Data for processing>
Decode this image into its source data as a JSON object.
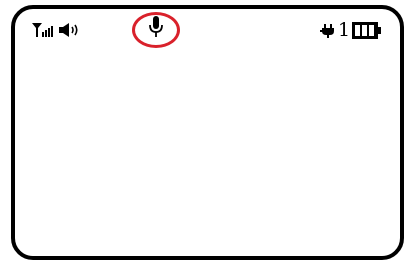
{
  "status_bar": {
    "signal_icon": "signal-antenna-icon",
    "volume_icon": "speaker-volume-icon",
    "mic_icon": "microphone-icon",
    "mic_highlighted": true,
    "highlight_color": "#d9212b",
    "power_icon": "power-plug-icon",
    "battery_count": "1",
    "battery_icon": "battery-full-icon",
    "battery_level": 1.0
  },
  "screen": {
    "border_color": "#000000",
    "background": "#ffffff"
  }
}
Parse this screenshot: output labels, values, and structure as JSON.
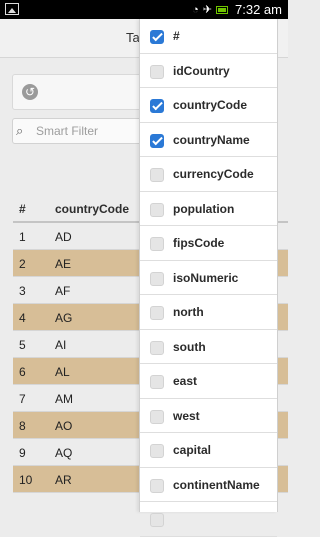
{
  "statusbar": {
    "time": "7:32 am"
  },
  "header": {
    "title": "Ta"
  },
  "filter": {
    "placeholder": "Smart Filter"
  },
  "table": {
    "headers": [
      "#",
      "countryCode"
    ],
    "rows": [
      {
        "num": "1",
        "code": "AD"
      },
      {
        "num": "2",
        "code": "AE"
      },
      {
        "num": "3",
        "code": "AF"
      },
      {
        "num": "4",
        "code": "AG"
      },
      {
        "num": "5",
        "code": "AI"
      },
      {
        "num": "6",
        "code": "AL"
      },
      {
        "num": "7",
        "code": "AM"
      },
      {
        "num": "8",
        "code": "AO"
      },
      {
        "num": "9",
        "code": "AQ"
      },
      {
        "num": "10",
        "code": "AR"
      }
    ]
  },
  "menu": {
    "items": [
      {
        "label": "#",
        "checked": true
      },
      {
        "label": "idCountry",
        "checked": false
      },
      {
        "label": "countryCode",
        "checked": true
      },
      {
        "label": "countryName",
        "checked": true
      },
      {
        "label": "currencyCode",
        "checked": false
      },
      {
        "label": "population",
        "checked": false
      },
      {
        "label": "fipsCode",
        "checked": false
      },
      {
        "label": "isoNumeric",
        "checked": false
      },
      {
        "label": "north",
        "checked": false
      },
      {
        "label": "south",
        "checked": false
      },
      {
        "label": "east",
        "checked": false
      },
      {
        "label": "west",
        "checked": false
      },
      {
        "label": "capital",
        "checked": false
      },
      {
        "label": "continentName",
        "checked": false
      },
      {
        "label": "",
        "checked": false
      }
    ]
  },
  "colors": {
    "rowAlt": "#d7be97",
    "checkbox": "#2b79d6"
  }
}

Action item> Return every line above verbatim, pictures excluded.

Task solution>
Decode this image into its source data as a JSON object.
{
  "status_bar": {
    "signal_icon": "signal-antenna-icon",
    "volume_icon": "speaker-volume-icon",
    "mic_icon": "microphone-icon",
    "mic_highlighted": true,
    "highlight_color": "#d9212b",
    "power_icon": "power-plug-icon",
    "battery_count": "1",
    "battery_icon": "battery-full-icon",
    "battery_level": 1.0
  },
  "screen": {
    "border_color": "#000000",
    "background": "#ffffff"
  }
}
Parse this screenshot: output labels, values, and structure as JSON.
{
  "statusbar": {
    "time": "7:32 am"
  },
  "header": {
    "title": "Ta"
  },
  "filter": {
    "placeholder": "Smart Filter"
  },
  "table": {
    "headers": [
      "#",
      "countryCode"
    ],
    "rows": [
      {
        "num": "1",
        "code": "AD"
      },
      {
        "num": "2",
        "code": "AE"
      },
      {
        "num": "3",
        "code": "AF"
      },
      {
        "num": "4",
        "code": "AG"
      },
      {
        "num": "5",
        "code": "AI"
      },
      {
        "num": "6",
        "code": "AL"
      },
      {
        "num": "7",
        "code": "AM"
      },
      {
        "num": "8",
        "code": "AO"
      },
      {
        "num": "9",
        "code": "AQ"
      },
      {
        "num": "10",
        "code": "AR"
      }
    ]
  },
  "menu": {
    "items": [
      {
        "label": "#",
        "checked": true
      },
      {
        "label": "idCountry",
        "checked": false
      },
      {
        "label": "countryCode",
        "checked": true
      },
      {
        "label": "countryName",
        "checked": true
      },
      {
        "label": "currencyCode",
        "checked": false
      },
      {
        "label": "population",
        "checked": false
      },
      {
        "label": "fipsCode",
        "checked": false
      },
      {
        "label": "isoNumeric",
        "checked": false
      },
      {
        "label": "north",
        "checked": false
      },
      {
        "label": "south",
        "checked": false
      },
      {
        "label": "east",
        "checked": false
      },
      {
        "label": "west",
        "checked": false
      },
      {
        "label": "capital",
        "checked": false
      },
      {
        "label": "continentName",
        "checked": false
      },
      {
        "label": "",
        "checked": false
      }
    ]
  },
  "colors": {
    "rowAlt": "#d7be97",
    "checkbox": "#2b79d6"
  }
}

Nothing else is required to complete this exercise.